● Task item: Pictures aside, reproduce exactly and only the lines from the one containing "What's the underlying" through the end of the records.

● Supplied data:

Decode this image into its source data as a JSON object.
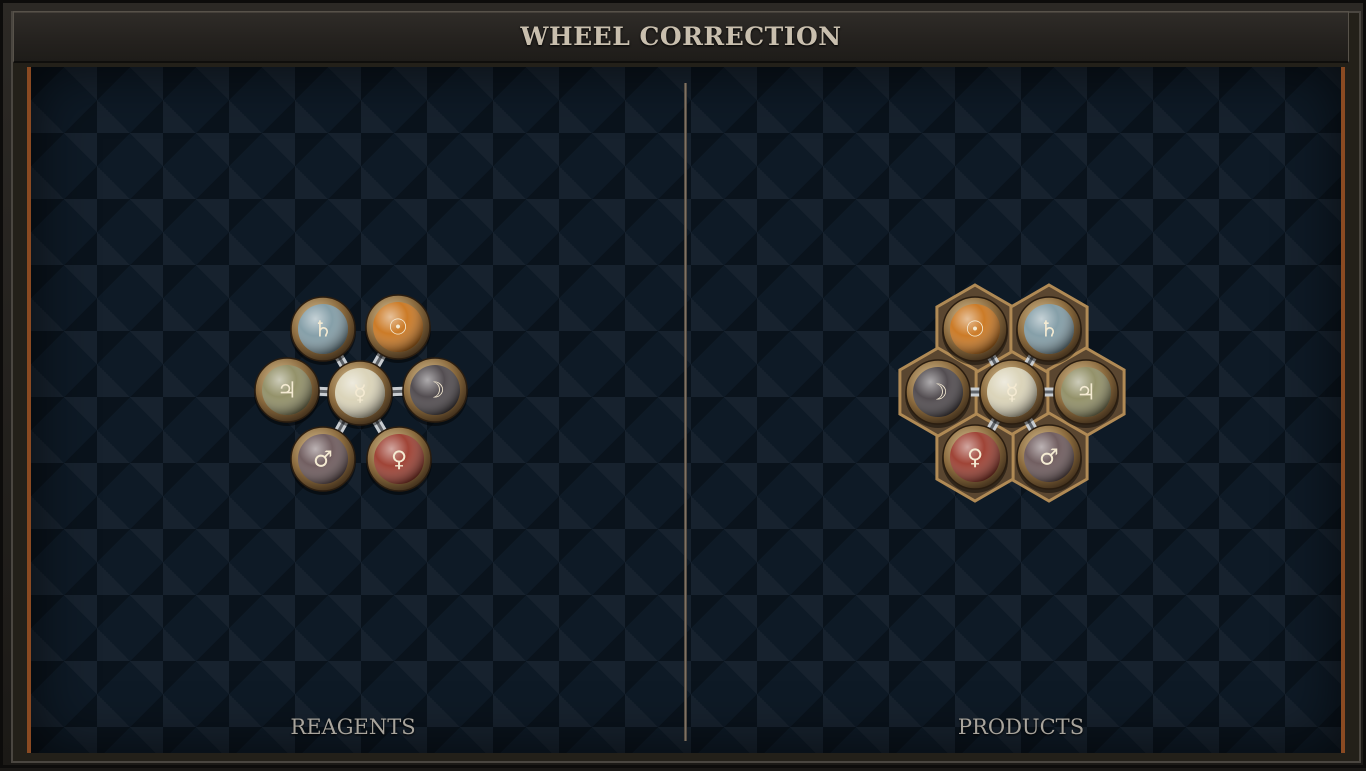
{
  "title": "WHEEL CORRECTION",
  "panels": {
    "reagents_label": "REAGENTS",
    "products_label": "PRODUCTS"
  },
  "reagents": {
    "atoms": [
      {
        "name": "quicksilver",
        "glyph": "☿",
        "color": "#d9d2b6"
      },
      {
        "name": "salt",
        "glyph": "♄",
        "color": "#7f9aa4"
      },
      {
        "name": "gold",
        "glyph": "☉",
        "color": "#c9741c"
      },
      {
        "name": "silver",
        "glyph": "☽",
        "color": "#4a4448"
      },
      {
        "name": "copper",
        "glyph": "♀",
        "color": "#9a3a2c"
      },
      {
        "name": "iron",
        "glyph": "♂",
        "color": "#6a5658"
      },
      {
        "name": "tin",
        "glyph": "♃",
        "color": "#8e8c62"
      }
    ]
  },
  "products": {
    "atoms": [
      {
        "name": "quicksilver",
        "glyph": "☿",
        "color": "#d9d2b6"
      },
      {
        "name": "gold",
        "glyph": "☉",
        "color": "#c9741c"
      },
      {
        "name": "salt",
        "glyph": "♄",
        "color": "#7f9aa4"
      },
      {
        "name": "tin",
        "glyph": "♃",
        "color": "#8e8c62"
      },
      {
        "name": "iron",
        "glyph": "♂",
        "color": "#6a5658"
      },
      {
        "name": "copper",
        "glyph": "♀",
        "color": "#9a3a2c"
      },
      {
        "name": "silver",
        "glyph": "☽",
        "color": "#4a4448"
      }
    ]
  }
}
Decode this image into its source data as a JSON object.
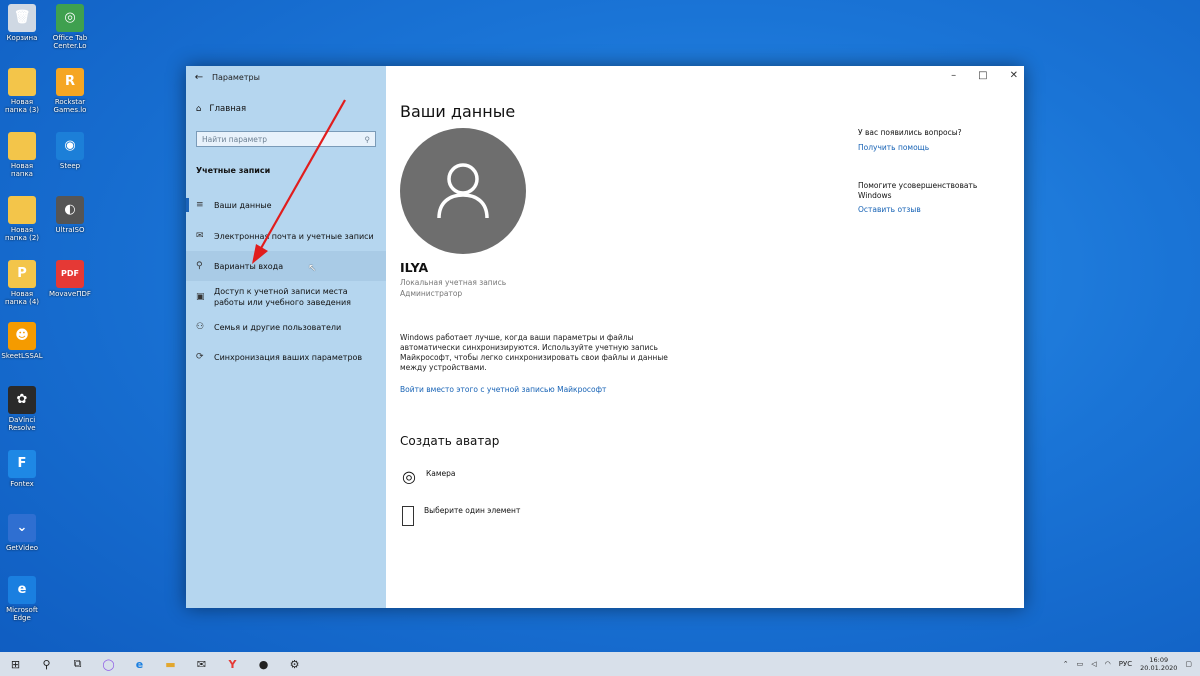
{
  "desktop_icons": [
    {
      "name": "recycle-bin-icon",
      "label": "Корзина",
      "glyph": "🗑",
      "bg": "#cfd8e3"
    },
    {
      "name": "office-tab-icon",
      "label": "Office Tab Center.Lo",
      "glyph": "◎",
      "bg": "#3fa04f"
    },
    {
      "name": "folder-icon",
      "label": "Новая папка (3)",
      "glyph": "",
      "bg": "#f3c54a"
    },
    {
      "name": "rockstar-icon",
      "label": "Rockstar Games.lo",
      "glyph": "R",
      "bg": "#f5a623"
    },
    {
      "name": "folder-icon",
      "label": "Новая папка",
      "glyph": "",
      "bg": "#f3c54a"
    },
    {
      "name": "steep-icon",
      "label": "Steep",
      "glyph": "◉",
      "bg": "#1c7fd8"
    },
    {
      "name": "folder-icon",
      "label": "Новая папка (2)",
      "glyph": "",
      "bg": "#f3c54a"
    },
    {
      "name": "ultraiso-icon",
      "label": "UltraISO",
      "glyph": "◐",
      "bg": "#555"
    },
    {
      "name": "pdf-folder-icon",
      "label": "Новая папка (4)",
      "glyph": "P",
      "bg": "#f3c54a"
    },
    {
      "name": "pdf-icon",
      "label": "MovaveПDF",
      "glyph": "PDF",
      "bg": "#e53935"
    },
    {
      "name": "game-icon",
      "label": "SkeetLSSAL",
      "glyph": "☻",
      "bg": "#f59b00"
    },
    {
      "name": "davinci-icon",
      "label": "DaVinci Resolve",
      "glyph": "✿",
      "bg": "#2a2a2a"
    },
    {
      "name": "fontex-icon",
      "label": "Fontex",
      "glyph": "F",
      "bg": "#1e88e5"
    },
    {
      "name": "getvideo-icon",
      "label": "GetVideo",
      "glyph": "⌄",
      "bg": "#2f6fd1"
    },
    {
      "name": "edge-icon",
      "label": "Microsoft Edge",
      "glyph": "e",
      "bg": "#1a7fe0"
    }
  ],
  "window": {
    "title": "Параметры",
    "home": "Главная",
    "search_placeholder": "Найти параметр",
    "section": "Учетные записи",
    "nav": [
      {
        "label": "Ваши данные",
        "icon": "≡"
      },
      {
        "label": "Электронная почта и учетные записи",
        "icon": "✉"
      },
      {
        "label": "Варианты входа",
        "icon": "⚲"
      },
      {
        "label": "Доступ к учетной записи места работы или учебного заведения",
        "icon": "▣"
      },
      {
        "label": "Семья и другие пользователи",
        "icon": "⚇"
      },
      {
        "label": "Синхронизация ваших параметров",
        "icon": "⟳"
      }
    ],
    "controls": {
      "minimize": "–",
      "maximize": "□",
      "close": "✕"
    }
  },
  "main": {
    "heading": "Ваши данные",
    "username": "ILYA",
    "account_type": "Локальная учетная запись",
    "role": "Администратор",
    "sync_text": "Windows работает лучше, когда ваши параметры и файлы автоматически синхронизируются. Используйте учетную запись Майкрософт, чтобы легко синхронизировать свои файлы и данные между устройствами.",
    "ms_link": "Войти вместо этого с учетной записью Майкрософт",
    "avatar_heading": "Создать аватар",
    "camera": "Камера",
    "browse": "Выберите один элемент"
  },
  "help": {
    "q": "У вас появились вопросы?",
    "help_link": "Получить помощь",
    "improve": "Помогите усовершенствовать Windows",
    "feedback_link": "Оставить отзыв"
  },
  "taskbar": {
    "lang": "РУС",
    "time": "16:09",
    "date": "20.01.2020"
  },
  "colors": {
    "accent": "#1662b5",
    "sidebar": "#b5d6ef",
    "arrow": "#e11d1d"
  }
}
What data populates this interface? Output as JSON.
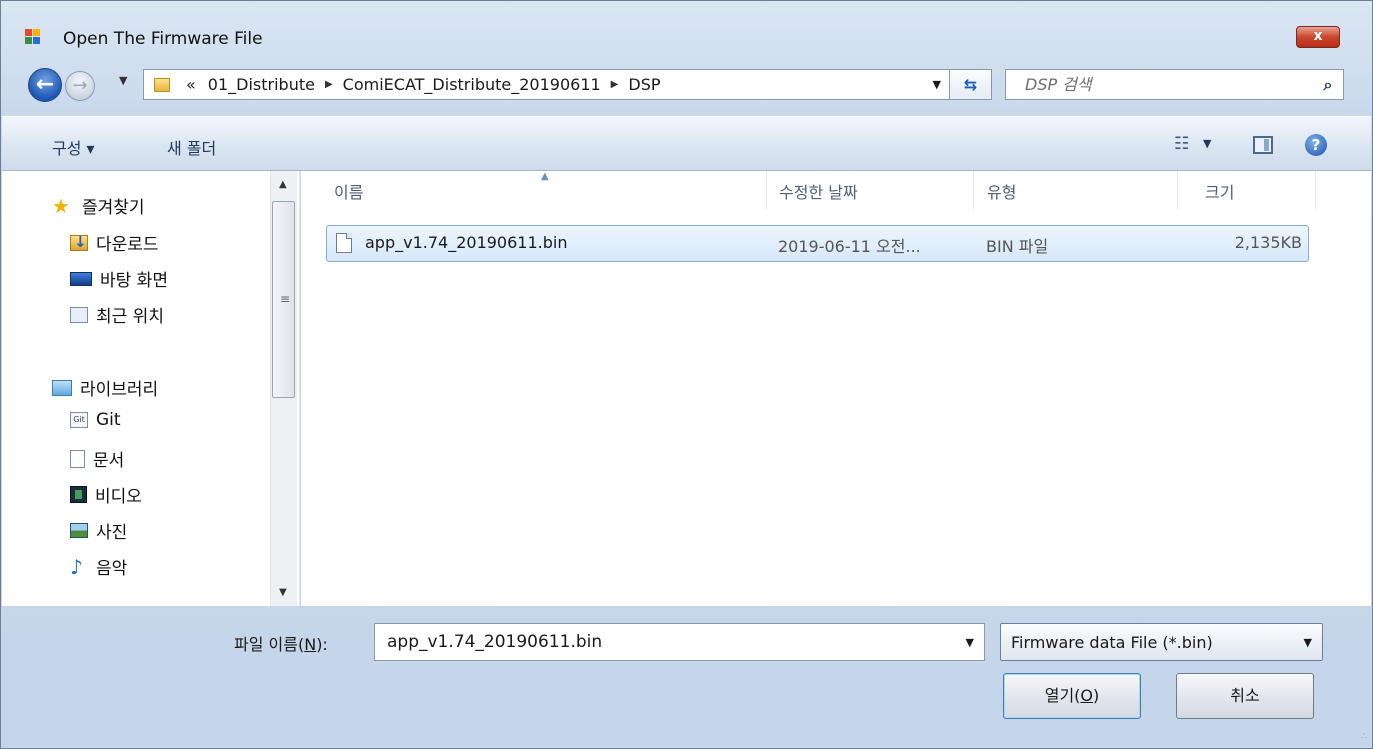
{
  "window": {
    "title": "Open The Firmware File",
    "close_label": "x"
  },
  "nav": {
    "breadcrumb": [
      {
        "label": "«"
      },
      {
        "label": "01_Distribute"
      },
      {
        "label": "ComiECAT_Distribute_20190611"
      },
      {
        "label": "DSP"
      }
    ],
    "search_placeholder": "DSP 검색"
  },
  "toolbar": {
    "organize_label": "구성 ▾",
    "new_folder_label": "새 폴더"
  },
  "sidebar": {
    "favorites": {
      "label": "즐겨찾기",
      "icon": "star-icon"
    },
    "favorite_items": [
      {
        "label": "다운로드",
        "icon": "downloads-folder-icon"
      },
      {
        "label": "바탕 화면",
        "icon": "desktop-icon"
      },
      {
        "label": "최근 위치",
        "icon": "recent-places-icon"
      }
    ],
    "libraries": {
      "label": "라이브러리",
      "icon": "library-icon"
    },
    "library_items": [
      {
        "label": "Git",
        "icon": "git-library-icon"
      },
      {
        "label": "문서",
        "icon": "documents-icon"
      },
      {
        "label": "비디오",
        "icon": "videos-icon"
      },
      {
        "label": "사진",
        "icon": "pictures-icon"
      },
      {
        "label": "음악",
        "icon": "music-icon"
      }
    ]
  },
  "filelist": {
    "columns": [
      "이름",
      "수정한 날짜",
      "유형",
      "크기"
    ],
    "files": [
      {
        "name": "app_v1.74_20190611.bin",
        "date": "2019-06-11 오전...",
        "type": "BIN 파일",
        "size": "2,135KB"
      }
    ]
  },
  "bottom": {
    "filename_label": "파일 이름(",
    "filename_accel": "N",
    "filename_label_end": "):",
    "filename_value": "app_v1.74_20190611.bin",
    "filter_value": "Firmware data File  (*.bin)",
    "open_label": "열기(",
    "open_accel": "O",
    "open_label_end": ")",
    "cancel_label": "취소"
  },
  "colors": {
    "selection": "#d6e8fb",
    "accent": "#1d56b5"
  }
}
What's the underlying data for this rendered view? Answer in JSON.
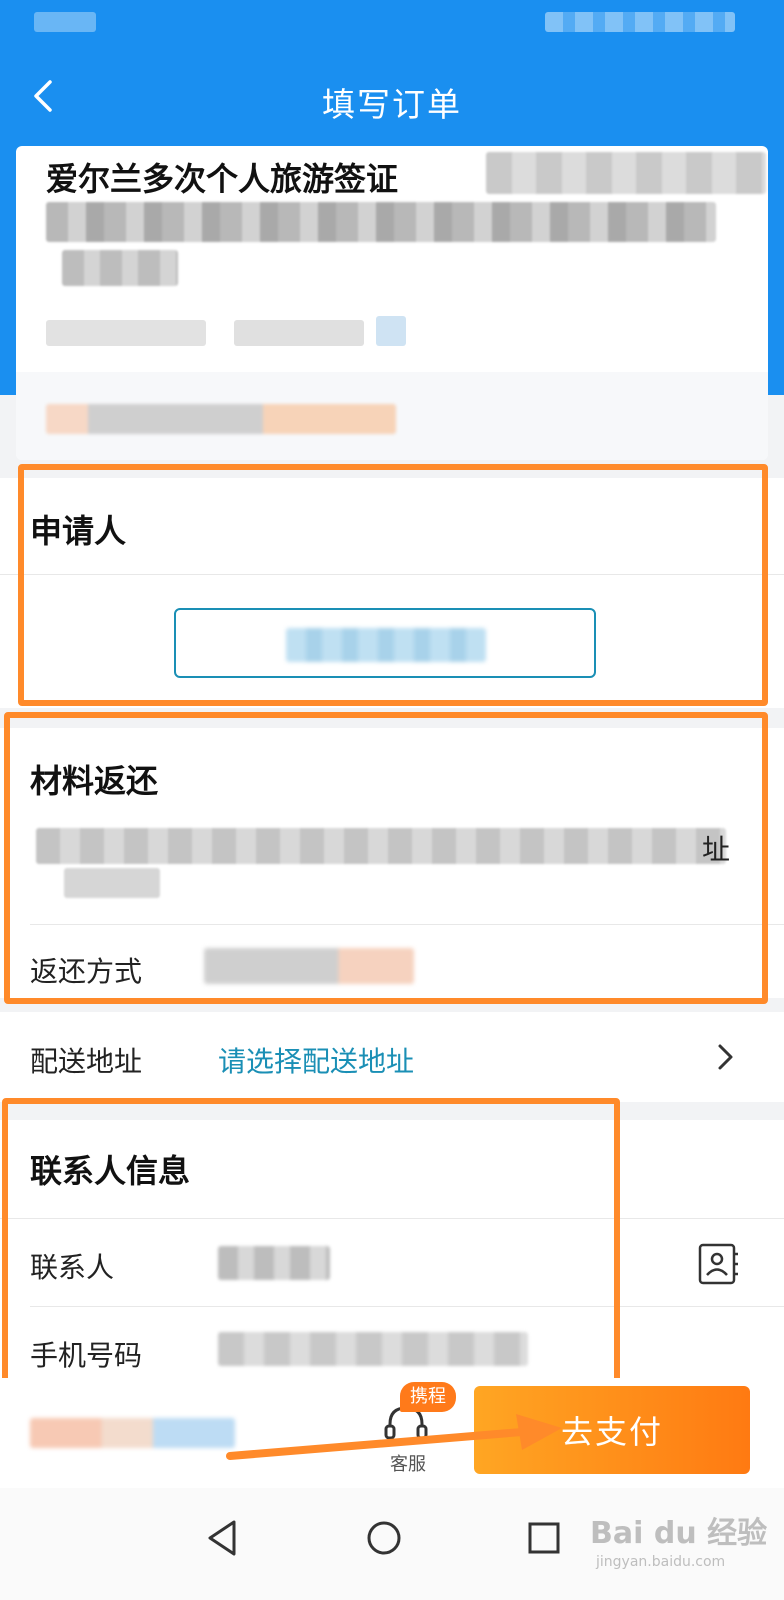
{
  "header": {
    "title": "填写订单"
  },
  "product": {
    "title": "爱尔兰多次个人旅游签证"
  },
  "applicant": {
    "title": "申请人"
  },
  "material": {
    "title": "材料返还",
    "address_tail": "址",
    "return_method_label": "返还方式"
  },
  "delivery": {
    "label": "配送地址",
    "placeholder": "请选择配送地址"
  },
  "contact": {
    "title": "联系人信息",
    "name_label": "联系人",
    "phone_label": "手机号码"
  },
  "bottom_bar": {
    "service_badge": "携程",
    "service_label": "客服",
    "pay_label": "去支付"
  },
  "watermark": {
    "main": "Bai du 经验",
    "sub": "jingyan.baidu.com"
  },
  "colors": {
    "header_blue": "#1a8ff0",
    "link_blue": "#1a8fb5",
    "highlight_orange": "#ff8a2a",
    "pay_orange": "#ff7a12"
  }
}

● Response to the exercise:
What's the underlying data for this rendered view? Answer in JSON.
{
  "header": {
    "title": "填写订单"
  },
  "product": {
    "title": "爱尔兰多次个人旅游签证"
  },
  "applicant": {
    "title": "申请人"
  },
  "material": {
    "title": "材料返还",
    "address_tail": "址",
    "return_method_label": "返还方式"
  },
  "delivery": {
    "label": "配送地址",
    "placeholder": "请选择配送地址"
  },
  "contact": {
    "title": "联系人信息",
    "name_label": "联系人",
    "phone_label": "手机号码"
  },
  "bottom_bar": {
    "service_badge": "携程",
    "service_label": "客服",
    "pay_label": "去支付"
  },
  "watermark": {
    "main": "Bai du 经验",
    "sub": "jingyan.baidu.com"
  },
  "colors": {
    "header_blue": "#1a8ff0",
    "link_blue": "#1a8fb5",
    "highlight_orange": "#ff8a2a",
    "pay_orange": "#ff7a12"
  }
}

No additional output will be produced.